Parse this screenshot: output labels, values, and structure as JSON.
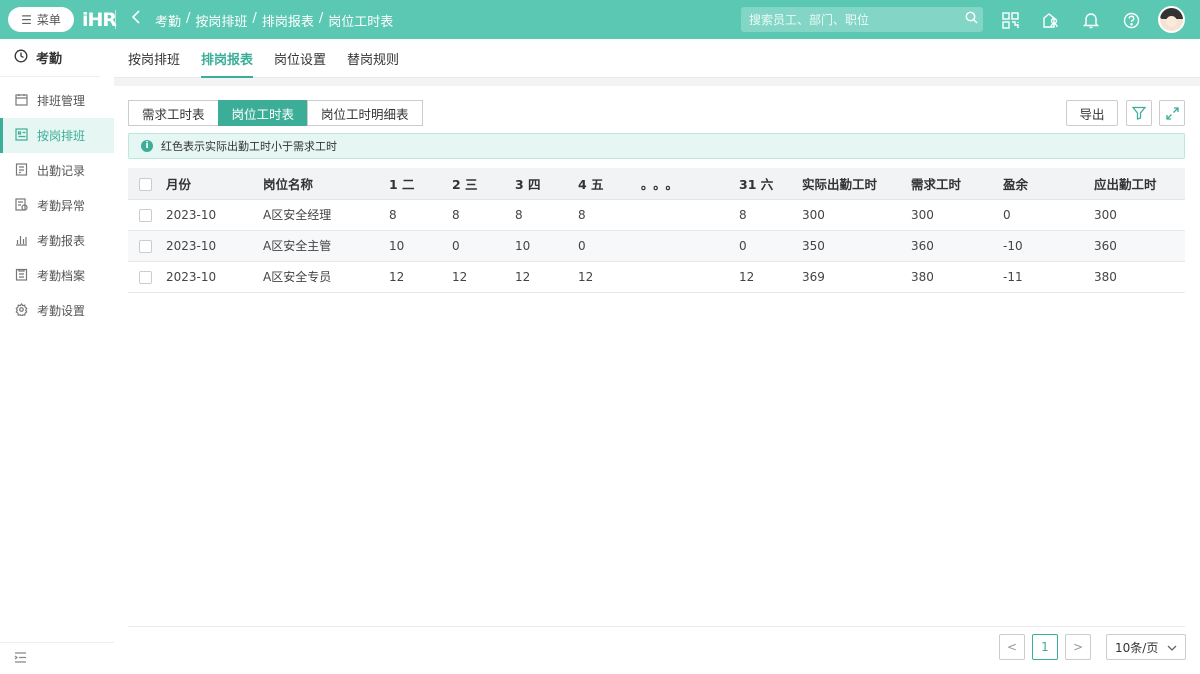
{
  "topbar": {
    "menu_label": "菜单",
    "logo_text": "iHR",
    "breadcrumb": [
      "考勤",
      "按岗排班",
      "排岗报表",
      "岗位工时表"
    ],
    "breadcrumb_sep": "/",
    "search_placeholder": "搜索员工、部门、职位",
    "icons": [
      "qrcode-icon",
      "org-icon",
      "bell-icon",
      "help-icon",
      "avatar"
    ]
  },
  "sidebar": {
    "title": "考勤",
    "items": [
      {
        "label": "排班管理",
        "icon": "calendar-icon"
      },
      {
        "label": "按岗排班",
        "icon": "post-schedule-icon",
        "active": true
      },
      {
        "label": "出勤记录",
        "icon": "record-icon"
      },
      {
        "label": "考勤异常",
        "icon": "exception-icon"
      },
      {
        "label": "考勤报表",
        "icon": "chart-icon"
      },
      {
        "label": "考勤档案",
        "icon": "archive-icon"
      },
      {
        "label": "考勤设置",
        "icon": "gear-icon"
      }
    ]
  },
  "subtabs": [
    "按岗排班",
    "排岗报表",
    "岗位设置",
    "替岗规则"
  ],
  "active_subtab": "排岗报表",
  "segments": [
    "需求工时表",
    "岗位工时表",
    "岗位工时明细表"
  ],
  "active_segment": "岗位工时表",
  "toolbar": {
    "export_label": "导出"
  },
  "notice": "红色表示实际出勤工时小于需求工时",
  "table": {
    "headers": [
      "月份",
      "岗位名称",
      "1 二",
      "2 三",
      "3 四",
      "4 五",
      "。。。",
      "31 六",
      "实际出勤工时",
      "需求工时",
      "盈余",
      "应出勤工时"
    ],
    "rows": [
      [
        "2023-10",
        "A区安全经理",
        "8",
        "8",
        "8",
        "8",
        "",
        "8",
        "300",
        "300",
        "0",
        "300"
      ],
      [
        "2023-10",
        "A区安全主管",
        "10",
        "0",
        "10",
        "0",
        "",
        "0",
        "350",
        "360",
        "-10",
        "360"
      ],
      [
        "2023-10",
        "A区安全专员",
        "12",
        "12",
        "12",
        "12",
        "",
        "12",
        "369",
        "380",
        "-11",
        "380"
      ]
    ]
  },
  "pagination": {
    "prev": "<",
    "current": "1",
    "next": ">",
    "page_size": "10条/页"
  },
  "colors": {
    "primary": "#3cae98",
    "topbar": "#5ac8b2",
    "negative": "#e04545"
  }
}
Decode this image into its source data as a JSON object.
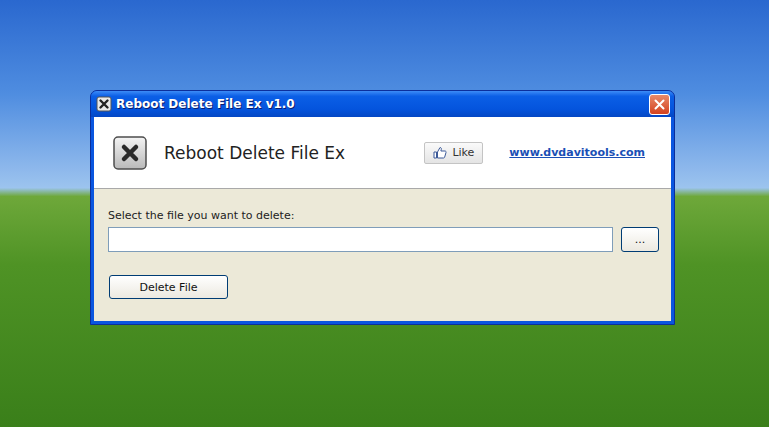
{
  "window": {
    "title": "Reboot Delete File Ex v1.0"
  },
  "header": {
    "app_name": "Reboot Delete File Ex",
    "like_button": "Like",
    "link": "www.dvdavitools.com"
  },
  "file_field": {
    "label": "Select the file you want to delete:",
    "value": "",
    "browse_button": "..."
  },
  "buttons": [
    "Delete File"
  ]
}
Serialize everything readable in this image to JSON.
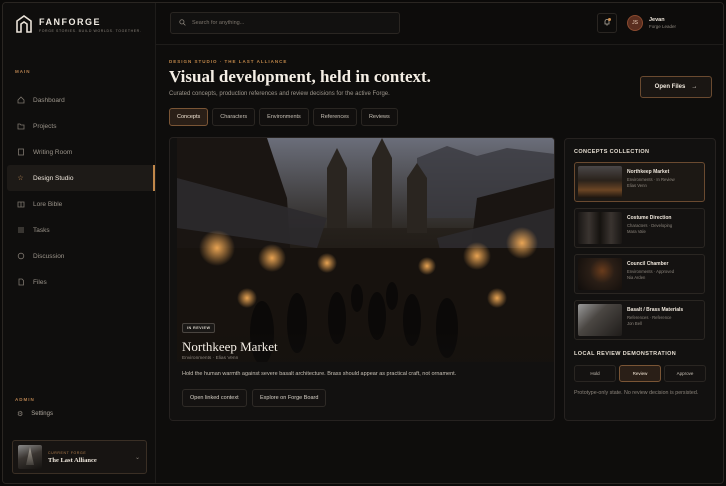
{
  "brand": {
    "name": "FANFORGE",
    "tagline": "FORGE STORIES. BUILD WORLDS. TOGETHER."
  },
  "sidebar": {
    "main_label": "MAIN",
    "items": [
      {
        "label": "Dashboard",
        "icon": "home-icon"
      },
      {
        "label": "Projects",
        "icon": "folder-icon"
      },
      {
        "label": "Writing Room",
        "icon": "document-icon"
      },
      {
        "label": "Design Studio",
        "icon": "star-icon",
        "active": true
      },
      {
        "label": "Lore Bible",
        "icon": "book-icon"
      },
      {
        "label": "Tasks",
        "icon": "checklist-icon"
      },
      {
        "label": "Discussion",
        "icon": "chat-icon"
      },
      {
        "label": "Files",
        "icon": "file-icon"
      }
    ],
    "admin_label": "ADMIN",
    "settings_label": "Settings",
    "current_forge_label": "CURRENT FORGE",
    "current_forge_name": "The Last Alliance"
  },
  "topbar": {
    "search_placeholder": "Search for anything...",
    "user_initials": "JS",
    "user_name": "Jevan",
    "user_role": "Forge Leader"
  },
  "header": {
    "eyebrow": "DESIGN STUDIO · THE LAST ALLIANCE",
    "title": "Visual development, held in context.",
    "subtitle": "Curated concepts, production references and review decisions for the active Forge.",
    "open_files": "Open Files"
  },
  "tabs": [
    "Concepts",
    "Characters",
    "Environments",
    "References",
    "Reviews"
  ],
  "hero": {
    "badge": "IN REVIEW",
    "title": "Northkeep Market",
    "meta": "Environments · Elias Venn",
    "description": "Hold the human warmth against severe basalt architecture. Brass should appear as practical craft, not ornament.",
    "btn_open": "Open linked context",
    "btn_explore": "Explore on Forge Board"
  },
  "panel": {
    "collection_title": "CONCEPTS COLLECTION",
    "concepts": [
      {
        "name": "Northkeep Market",
        "meta1": "Environments · In Review",
        "meta2": "Elias Venn"
      },
      {
        "name": "Costume Direction",
        "meta1": "Characters · Developing",
        "meta2": "Mara Vale"
      },
      {
        "name": "Council Chamber",
        "meta1": "Environments · Approved",
        "meta2": "Nia Arden"
      },
      {
        "name": "Basalt / Brass Materials",
        "meta1": "References · Reference",
        "meta2": "Jon Bell"
      }
    ],
    "review_title": "LOCAL REVIEW DEMONSTRATION",
    "review_buttons": [
      "Hold",
      "Review",
      "Approve"
    ],
    "review_note": "Prototype-only state. No review decision is persisted."
  },
  "colors": {
    "accent": "#c0874a",
    "bg": "#0e0d0c"
  }
}
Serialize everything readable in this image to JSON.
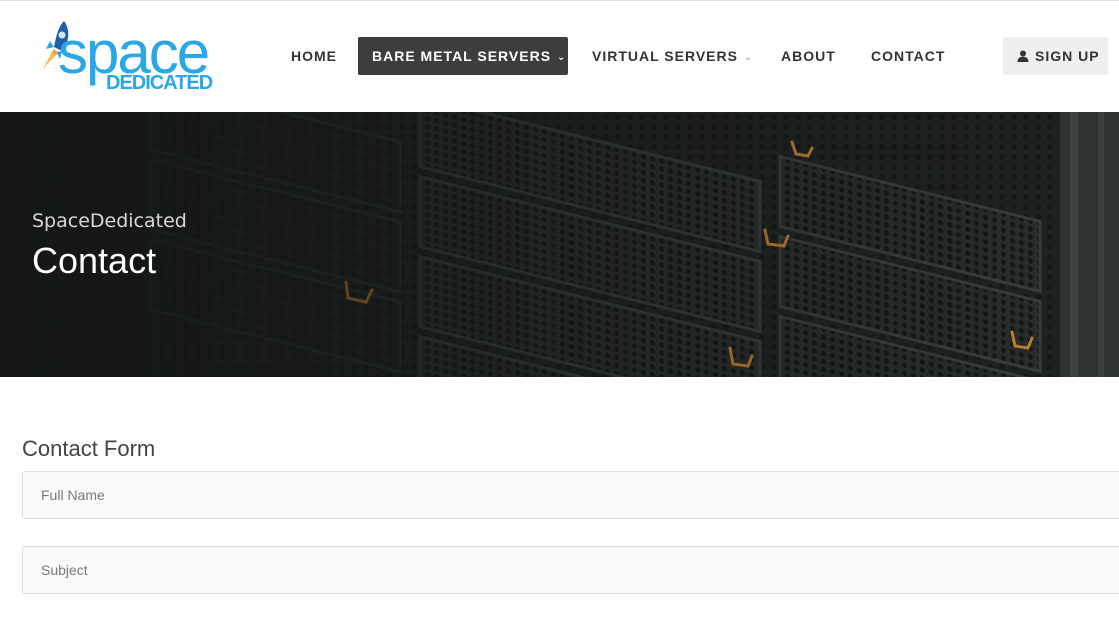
{
  "brand": {
    "logo_main": "space",
    "logo_sub": "DEDICATED",
    "accent_color": "#2aa7e6"
  },
  "nav": {
    "items": [
      {
        "label": "HOME",
        "has_dropdown": false,
        "active": false
      },
      {
        "label": "BARE METAL SERVERS",
        "has_dropdown": true,
        "active": true
      },
      {
        "label": "VIRTUAL SERVERS",
        "has_dropdown": true,
        "active": false
      },
      {
        "label": "ABOUT",
        "has_dropdown": false,
        "active": false
      },
      {
        "label": "CONTACT",
        "has_dropdown": false,
        "active": false
      }
    ],
    "signup_label": "SIGN UP",
    "signup_icon": "user-icon",
    "dropdown_icon": "chevron-down-icon"
  },
  "hero": {
    "site_name": "SpaceDedicated",
    "page_title": "Contact"
  },
  "form": {
    "title": "Contact Form",
    "full_name_placeholder": "Full Name",
    "full_name_value": "",
    "subject_placeholder": "Subject",
    "subject_value": ""
  }
}
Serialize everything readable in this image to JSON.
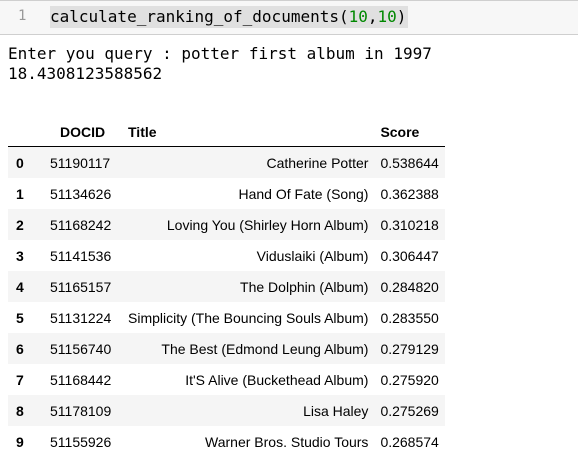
{
  "cell": {
    "line_number": "1",
    "code_function": "calculate_ranking_of_documents",
    "code_arg1": "10",
    "code_arg2": "10"
  },
  "output": {
    "prompt_line": "Enter you query : potter first album in 1997",
    "value_line": "18.4308123588562"
  },
  "table": {
    "columns": [
      "",
      "DOCID",
      "Title",
      "Score"
    ],
    "rows": [
      {
        "index": "0",
        "docid": "51190117",
        "title": "Catherine Potter",
        "score": "0.538644"
      },
      {
        "index": "1",
        "docid": "51134626",
        "title": "Hand Of Fate (Song)",
        "score": "0.362388"
      },
      {
        "index": "2",
        "docid": "51168242",
        "title": "Loving You (Shirley Horn Album)",
        "score": "0.310218"
      },
      {
        "index": "3",
        "docid": "51141536",
        "title": "Viduslaiki (Album)",
        "score": "0.306447"
      },
      {
        "index": "4",
        "docid": "51165157",
        "title": "The Dolphin (Album)",
        "score": "0.284820"
      },
      {
        "index": "5",
        "docid": "51131224",
        "title": "Simplicity (The Bouncing Souls Album)",
        "score": "0.283550"
      },
      {
        "index": "6",
        "docid": "51156740",
        "title": "The Best (Edmond Leung Album)",
        "score": "0.279129"
      },
      {
        "index": "7",
        "docid": "51168442",
        "title": "It'S Alive (Buckethead Album)",
        "score": "0.275920"
      },
      {
        "index": "8",
        "docid": "51178109",
        "title": "Lisa Haley",
        "score": "0.275269"
      },
      {
        "index": "9",
        "docid": "51155926",
        "title": "Warner Bros. Studio Tours",
        "score": "0.268574"
      }
    ]
  },
  "colors": {
    "cell_background": "#f7f7f7",
    "number_literal": "#008800",
    "striped_row": "#f5f5f5"
  }
}
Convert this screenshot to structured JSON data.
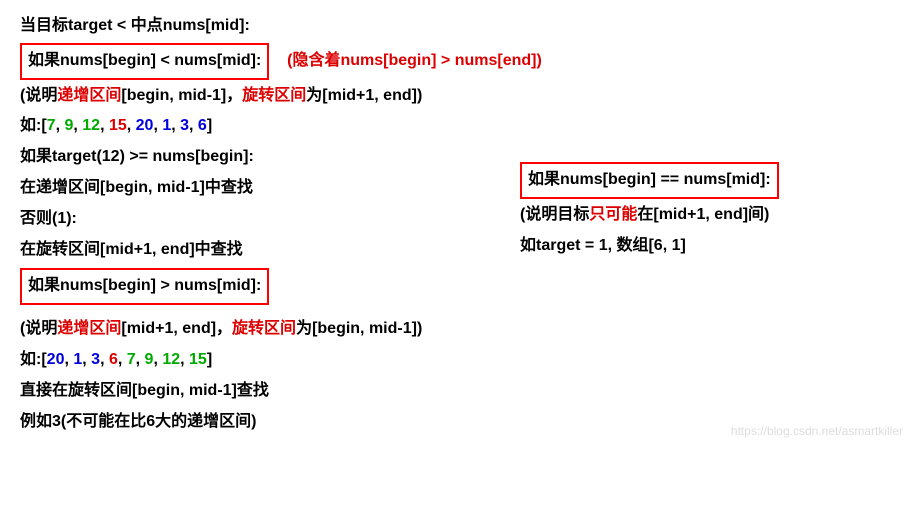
{
  "line1": "当目标target < 中点nums[mid]:",
  "box1": "如果nums[begin] < nums[mid]:",
  "implication1_pre": "(隐含着",
  "implication1_code": "nums[begin] > nums[end]",
  "implication1_post": ")",
  "desc1_a": "(说明",
  "desc1_b": "递增区间",
  "desc1_c": "[begin, mid-1]，",
  "desc1_d": "旋转区间",
  "desc1_e": "为[mid+1, end])",
  "arr1_pre": "如:[",
  "arr1_g1": "7",
  "arr1_s1": ", ",
  "arr1_g2": "9",
  "arr1_s2": ", ",
  "arr1_g3": "12",
  "arr1_s3": ", ",
  "arr1_r1": "15",
  "arr1_s4": ", ",
  "arr1_b1": "20",
  "arr1_s5": ", ",
  "arr1_b2": "1",
  "arr1_s6": ", ",
  "arr1_b3": "3",
  "arr1_s7": ", ",
  "arr1_b4": "6",
  "arr1_post": "]",
  "line_if": "如果target(12) >= nums[begin]:",
  "line_if_body": "在递增区间[begin, mid-1]中查找",
  "line_else": "否则(1):",
  "line_else_body": "在旋转区间[mid+1, end]中查找",
  "box2": "如果nums[begin] > nums[mid]:",
  "desc2_a": "(说明",
  "desc2_b": "递增区间",
  "desc2_c": "[mid+1, end]，",
  "desc2_d": "旋转区间",
  "desc2_e": "为[begin, mid-1])",
  "arr2_pre": "如:[",
  "arr2_b1": "20",
  "arr2_s1": ", ",
  "arr2_b2": "1",
  "arr2_s2": ", ",
  "arr2_b3": "3",
  "arr2_s3": ", ",
  "arr2_r1": "6",
  "arr2_s4": ", ",
  "arr2_g1": "7",
  "arr2_s5": ", ",
  "arr2_g2": "9",
  "arr2_s6": ", ",
  "arr2_g3": "12",
  "arr2_s7": ", ",
  "arr2_g4": "15",
  "arr2_post": "]",
  "line_direct": "直接在旋转区间[begin, mid-1]查找",
  "line_eg": "例如3(不可能在比6大的递增区间)",
  "side_box": "如果nums[begin] == nums[mid]:",
  "side_desc_a": "(说明目标",
  "side_desc_b": "只可能",
  "side_desc_c": "在[mid+1, end]间)",
  "side_eg": "如target = 1, 数组[6, 1]",
  "watermark": "https://blog.csdn.net/asmartkiller"
}
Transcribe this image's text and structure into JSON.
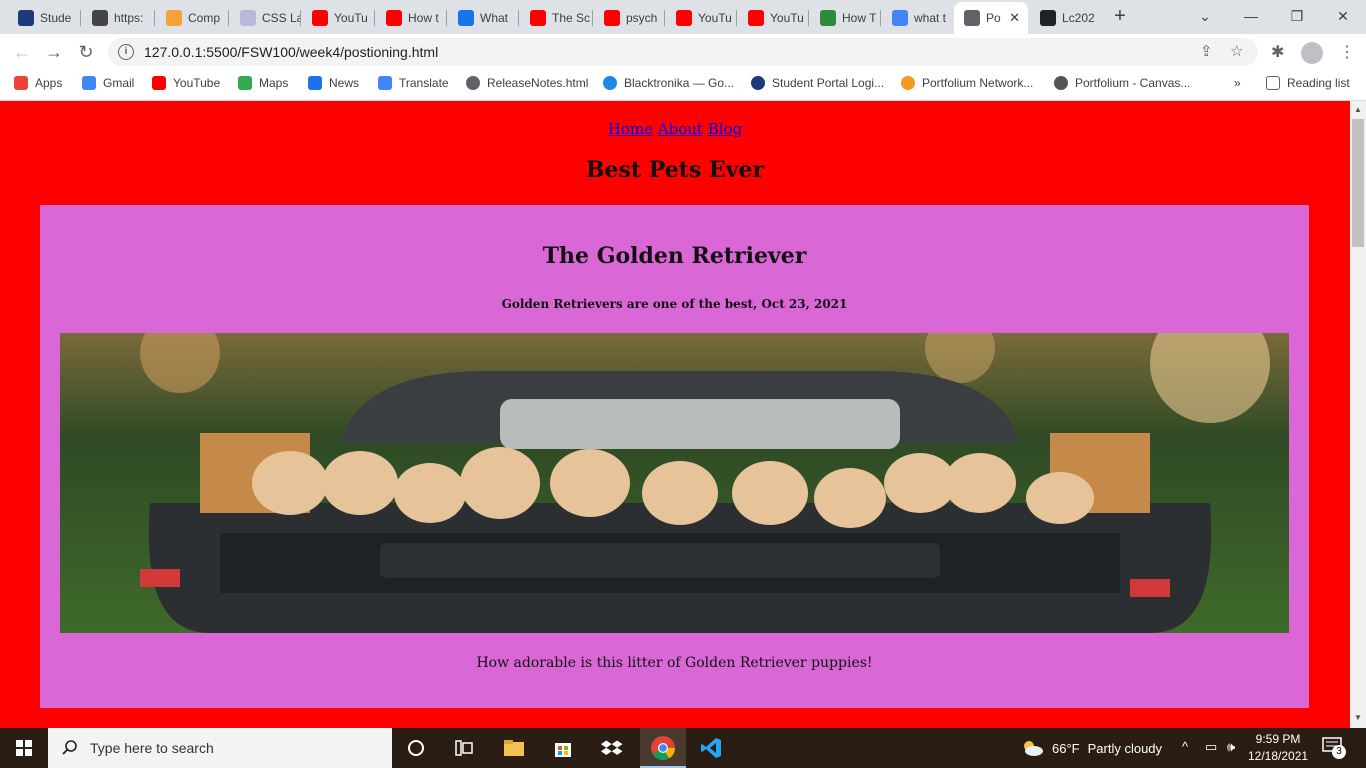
{
  "browser": {
    "tabs": [
      {
        "label": "Stude",
        "icon": "student-portal-icon",
        "color": "#1a3a7a"
      },
      {
        "label": "https:",
        "icon": "page-icon",
        "color": "#444444"
      },
      {
        "label": "Comp",
        "icon": "comp-icon",
        "color": "#f2a33a"
      },
      {
        "label": "CSS La",
        "icon": "css-icon",
        "color": "#b8b8d8"
      },
      {
        "label": "YouTu",
        "icon": "youtube-icon",
        "color": "#ff0000"
      },
      {
        "label": "How t",
        "icon": "youtube-icon",
        "color": "#ff0000"
      },
      {
        "label": "What",
        "icon": "c-icon",
        "color": "#1a73e8"
      },
      {
        "label": "The Sc",
        "icon": "youtube-icon",
        "color": "#ff0000"
      },
      {
        "label": "psych",
        "icon": "youtube-icon",
        "color": "#ff0000"
      },
      {
        "label": "YouTu",
        "icon": "youtube-icon",
        "color": "#ff0000"
      },
      {
        "label": "YouTu",
        "icon": "youtube-icon",
        "color": "#ff0000"
      },
      {
        "label": "How T",
        "icon": "wikihow-icon",
        "color": "#2e8b3a"
      },
      {
        "label": "what t",
        "icon": "google-icon",
        "color": "#4285f4"
      },
      {
        "label": "Po",
        "icon": "globe-icon",
        "color": "#5f6368",
        "active": true
      },
      {
        "label": "Lc202",
        "icon": "github-icon",
        "color": "#202124"
      }
    ],
    "url": "127.0.0.1:5500/FSW100/week4/postioning.html",
    "bookmarks": [
      {
        "label": "Apps",
        "icon": "apps-grid-icon",
        "color": "#ea4335"
      },
      {
        "label": "Gmail",
        "icon": "google-icon",
        "color": "#4285f4"
      },
      {
        "label": "YouTube",
        "icon": "youtube-icon",
        "color": "#ff0000"
      },
      {
        "label": "Maps",
        "icon": "maps-icon",
        "color": "#34a853"
      },
      {
        "label": "News",
        "icon": "news-icon",
        "color": "#1a73e8"
      },
      {
        "label": "Translate",
        "icon": "translate-icon",
        "color": "#4285f4"
      },
      {
        "label": "ReleaseNotes.html",
        "icon": "globe-icon",
        "color": "#5f6368"
      },
      {
        "label": "Blacktronika — Go...",
        "icon": "blacktronika-icon",
        "color": "#1e88e5"
      },
      {
        "label": "Student Portal Logi...",
        "icon": "student-portal-icon",
        "color": "#1a3a7a"
      },
      {
        "label": "Portfolium Network...",
        "icon": "portfolium-icon",
        "color": "#f29a1f"
      },
      {
        "label": "Portfolium - Canvas...",
        "icon": "canvas-icon",
        "color": "#555555"
      }
    ],
    "reading_list": "Reading list"
  },
  "page": {
    "nav": [
      "Home",
      "About",
      "Blog"
    ],
    "title": "Best Pets Ever",
    "article": {
      "heading": "The Golden Retriever",
      "byline": "Golden Retrievers are one of the best, Oct 23, 2021",
      "caption": "How adorable is this litter of Golden Retriever puppies!"
    },
    "background": "#ff0000",
    "card_color": "#da67d6"
  },
  "taskbar": {
    "search_placeholder": "Type here to search",
    "weather": {
      "temp": "66°F",
      "condition": "Partly cloudy"
    },
    "time": "9:59 PM",
    "date": "12/18/2021",
    "notifications": "3"
  }
}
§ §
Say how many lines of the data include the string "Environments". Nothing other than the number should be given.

4